Minor Muslim Festivals
Muharram: New Year's Day
Muharram is the first month of the Muslim year. Its first day, accordingly, is celebrated as New Year's Day. It is also linked with Muhammed's "departure" (the Hijrah) from Mecca to Medina in A.D. 622, which is regarded as the most important event in the establishment of Islam and the beginning, the Year One, of the Muslim era.
Rather than an occasion of exuberant festivities and joyous parties, it is a solemn day of introspection on which Muslims renew their resolve to come ever closer to God.

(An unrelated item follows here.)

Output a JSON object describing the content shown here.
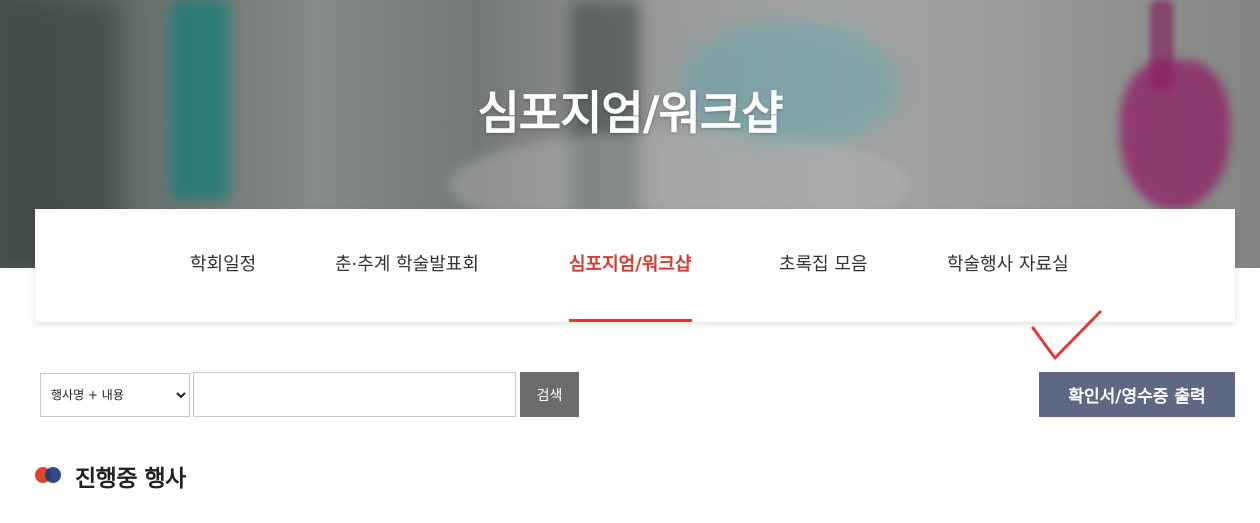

Ashurah means "ten." The festival of Ashurah occurs on the tenth day of Muharram and is a day of voluntary fasting. It is by tradition the anniversary of two important events: Noah's leaving the Ark, and Moses' freeing of the Israelites from Pharaoh's bondage.
Shiah Muslims mourn on this day, as it is also the anniversary of the martyrdom of Husein, Muhammed's grandson, at Karbala, Iraq, in A.D. 680.
The Prophet's Birthday
Muhammed was born on 20 April 570 which, according to the Muslim calendar, is the twelfth day of its third month, Rabi' al-Awal. The founder of Islam, he was, according to Muslim faith, the greatest and last of all prophets. He was "the seal of prophecy," to whom God revealed the entirety of the Quran - all of its 114 chapters, or Suras, as they are called. The day of his birth, therefore, was of paramount importance and its anniversary is an occasion for special celebration.
Gatherings and processions distinguish the day, with the participants sharing traditional sweets and pastries.
The Night of the Ascent
The night of Muhammed's ascent to heaven - on 27 Rajab, the seventh month of the calendar - is celebrated annually. On that night, so tradition has it, Muhammed, guided by the Archangel Gabriel, traveled from Mecca to Jerusalem where he ascended to heaven from a rock. The rock from which he alighted to celestial heights is now venerated in the Mosque of the Rock.